Glacier mice in Iceland.

Ruth Mottram/Ruth Mottram

In 2006, while hiking around the Root Glacier in Alaska, glaciologist Tim Bartholomaus encountered something strange and unexpected on the ice — dozens of fuzzy, green moss balls.
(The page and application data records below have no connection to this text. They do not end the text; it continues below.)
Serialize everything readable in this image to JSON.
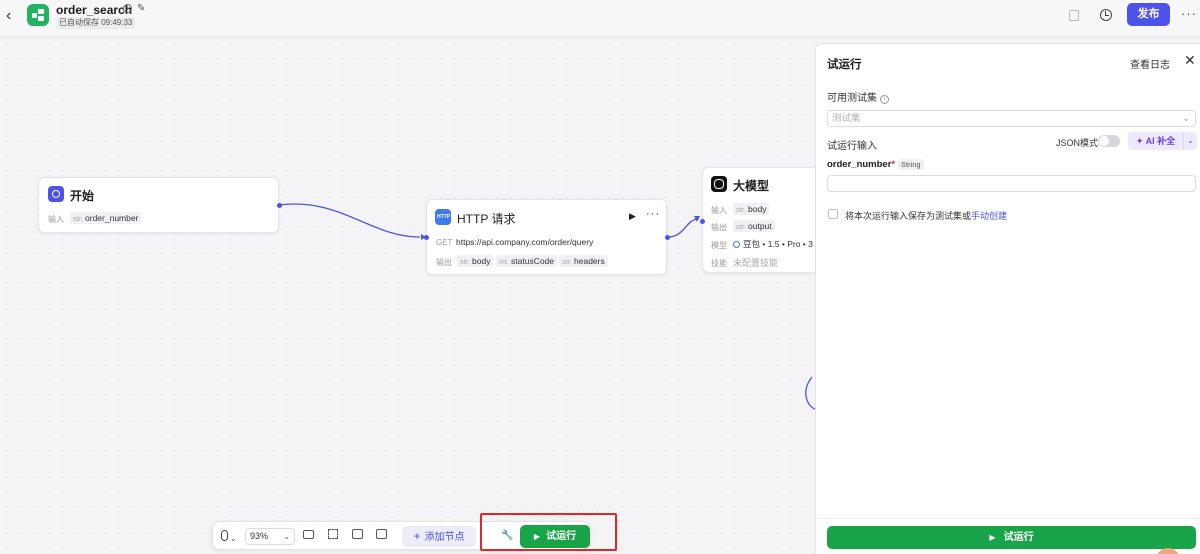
{
  "header": {
    "title": "order_search",
    "autosave": "已自动保存 09:49:33",
    "publish_label": "发布"
  },
  "nodes": {
    "start": {
      "title": "开始",
      "input_label": "输入",
      "input_type": "str.",
      "input_name": "order_number"
    },
    "http": {
      "title": "HTTP 请求",
      "method": "GET",
      "url": "https://api.company.com/order/query",
      "output_label": "输出",
      "outputs": [
        {
          "type": "str.",
          "name": "body"
        },
        {
          "type": "int.",
          "name": "statusCode"
        },
        {
          "type": "str.",
          "name": "headers"
        }
      ]
    },
    "llm": {
      "title": "大模型",
      "input_label": "输入",
      "input_type": "str.",
      "input_name": "body",
      "output_label": "输出",
      "output_type": "str.",
      "output_name": "output",
      "model_label": "模型",
      "model_value": "豆包 • 1.5 • Pro • 3",
      "skill_label": "技能",
      "skill_value": "未配置技能"
    }
  },
  "toolbar": {
    "zoom": "93%",
    "add_node_label": "添加节点",
    "run_label": "试运行"
  },
  "panel": {
    "title": "试运行",
    "view_log": "查看日志",
    "testset_label": "可用测试集",
    "testset_placeholder": "测试集",
    "input_section": "试运行输入",
    "json_mode": "JSON模式",
    "ai_fill": "AI 补全",
    "field_name": "order_number",
    "field_type": "String",
    "save_text": "将本次运行输入保存为测试集或",
    "save_link": "手动创建",
    "run_label": "试运行"
  },
  "colors": {
    "accent": "#4d53e8",
    "run_green": "#1aa44a",
    "highlight_red": "#e02828"
  }
}
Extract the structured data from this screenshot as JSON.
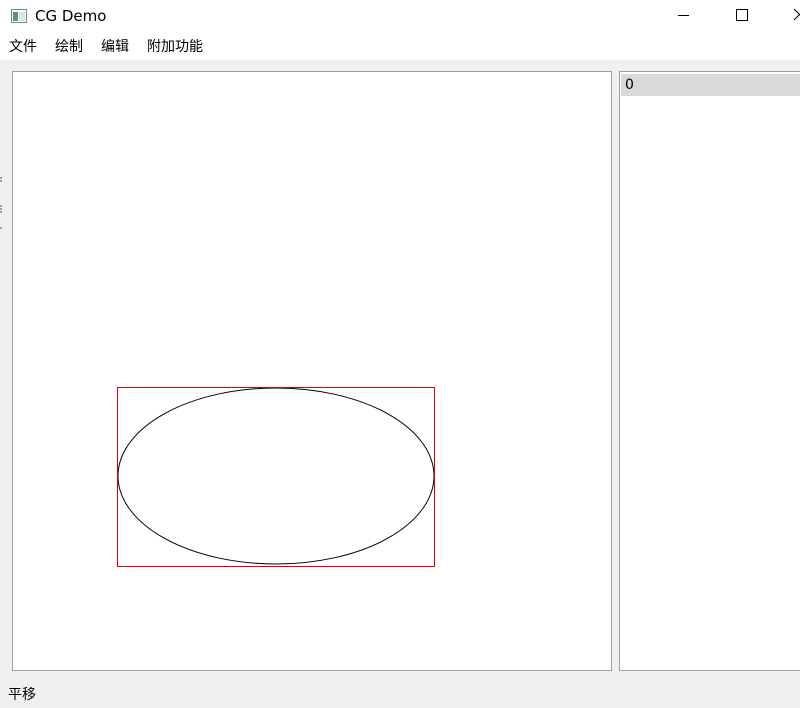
{
  "window": {
    "title": "CG Demo",
    "icon": "app-window-icon",
    "controls": {
      "minimize_icon": "minimize-icon",
      "maximize_icon": "maximize-icon",
      "close_icon": "close-icon"
    }
  },
  "menu": {
    "items": [
      {
        "label": "文件"
      },
      {
        "label": "绘制"
      },
      {
        "label": "编辑"
      },
      {
        "label": "附加功能"
      }
    ]
  },
  "canvas": {
    "background": "#ffffff",
    "shapes": [
      {
        "type": "ellipse",
        "stroke": "#000000",
        "selected": true
      }
    ],
    "selection_color": "#ff0000"
  },
  "item_list": {
    "items": [
      {
        "label": "0",
        "selected": true
      }
    ]
  },
  "statusbar": {
    "text": "平移"
  }
}
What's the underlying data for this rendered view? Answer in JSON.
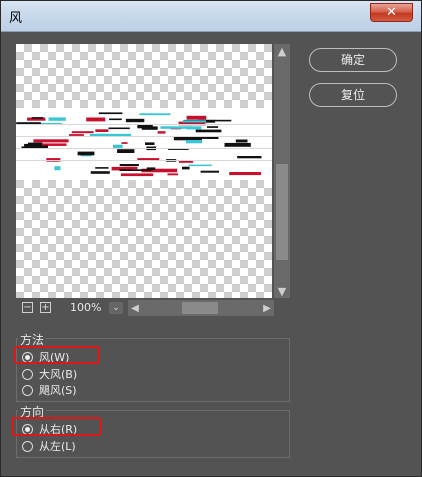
{
  "window": {
    "title": "风"
  },
  "buttons": {
    "ok": "确定",
    "reset": "复位",
    "close_glyph": "✕"
  },
  "zoom": {
    "value": "100%",
    "minus": "−",
    "plus": "+",
    "dropdown": "⌄"
  },
  "scroll": {
    "up": "▲",
    "down": "▼",
    "left": "◀",
    "right": "▶"
  },
  "method": {
    "legend": "方法",
    "options": [
      {
        "label": "风(W)",
        "checked": true
      },
      {
        "label": "大风(B)",
        "checked": false
      },
      {
        "label": "飓风(S)",
        "checked": false
      }
    ]
  },
  "direction": {
    "legend": "方向",
    "options": [
      {
        "label": "从右(R)",
        "checked": true
      },
      {
        "label": "从左(L)",
        "checked": false
      }
    ]
  },
  "colors": {
    "highlight": "#e01515",
    "panel": "#535353",
    "wind_stroke_red": "#c8102e",
    "wind_stroke_cyan": "#39c6d6"
  }
}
It turns out, other glaciologists had come across glacial moss balls before and lovingly called them "glacier mice."

NPR science correspondent Nell Greenfieldboyce and Short Wave reporter Emily Kwong talk about glacial moss balls and delve into the mystery of how they seem to move as a herd.

Read more of Nell's reporting on glacier mice here.

Follow Emily Kwong on Twitter @emilykwong1234 and get the latest tweets from Nell Greenfieldboyce @nell_sci_NPR.

Email the show at shortwave@npr.org.

This episode was produced by Abby Wendle, edited by Geoff Brumfiel, and fact-checked by Emily Kwong.